Assigned task:
Reproduce the records precisely. Omit every picture.

Data for the task:
┄┄┄┄┄┄┄┄┄┄┄┄┄┄┄┄┄┄┄┄
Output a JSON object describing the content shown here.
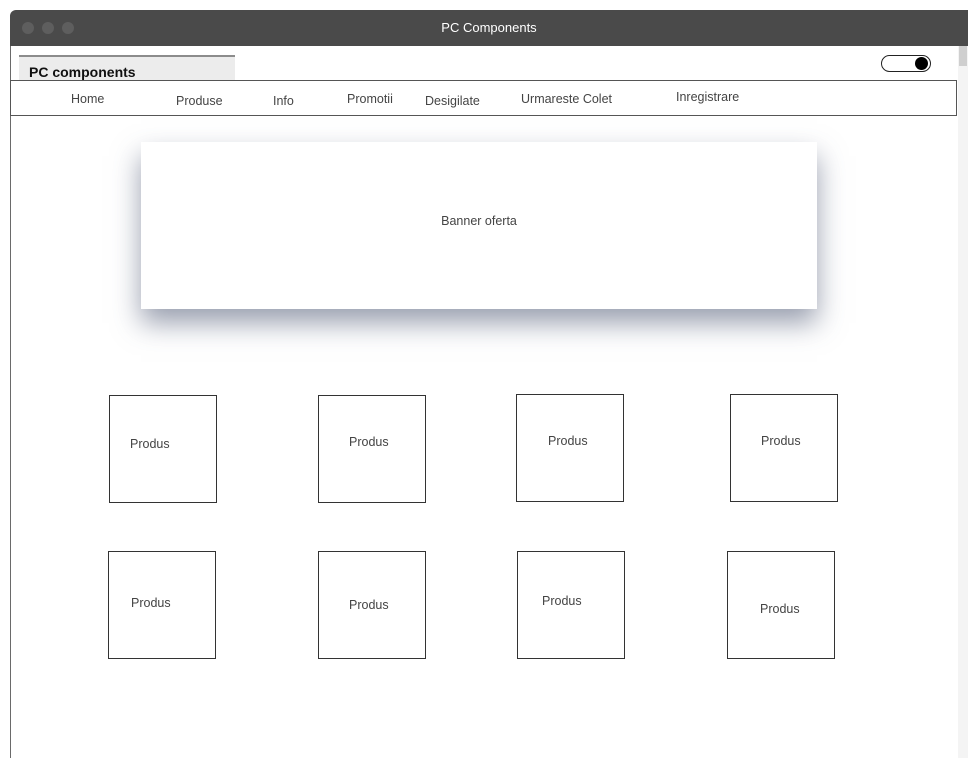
{
  "window": {
    "title": "PC Components"
  },
  "header": {
    "brand": "PC components",
    "theme_toggle": "on"
  },
  "nav": {
    "items": [
      {
        "label": "Home"
      },
      {
        "label": "Produse"
      },
      {
        "label": "Info"
      },
      {
        "label": "Promotii"
      },
      {
        "label": "Desigilate"
      },
      {
        "label": "Urmareste Colet"
      },
      {
        "label": "Inregistrare"
      }
    ]
  },
  "banner": {
    "label": "Banner oferta"
  },
  "products": [
    {
      "label": "Produs"
    },
    {
      "label": "Produs"
    },
    {
      "label": "Produs"
    },
    {
      "label": "Produs"
    },
    {
      "label": "Produs"
    },
    {
      "label": "Produs"
    },
    {
      "label": "Produs"
    },
    {
      "label": "Produs"
    }
  ],
  "colors": {
    "titlebar": "#4a4a4a",
    "border": "#333333",
    "shadow": "#46506e"
  }
}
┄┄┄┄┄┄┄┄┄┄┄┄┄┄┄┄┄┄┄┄
Reply:
Output a JSON object describing the content shown here.
{
  "window": {
    "title": "PC Components"
  },
  "header": {
    "brand": "PC components",
    "theme_toggle": "on"
  },
  "nav": {
    "items": [
      {
        "label": "Home"
      },
      {
        "label": "Produse"
      },
      {
        "label": "Info"
      },
      {
        "label": "Promotii"
      },
      {
        "label": "Desigilate"
      },
      {
        "label": "Urmareste Colet"
      },
      {
        "label": "Inregistrare"
      }
    ]
  },
  "banner": {
    "label": "Banner oferta"
  },
  "products": [
    {
      "label": "Produs"
    },
    {
      "label": "Produs"
    },
    {
      "label": "Produs"
    },
    {
      "label": "Produs"
    },
    {
      "label": "Produs"
    },
    {
      "label": "Produs"
    },
    {
      "label": "Produs"
    },
    {
      "label": "Produs"
    }
  ],
  "colors": {
    "titlebar": "#4a4a4a",
    "border": "#333333",
    "shadow": "#46506e"
  }
}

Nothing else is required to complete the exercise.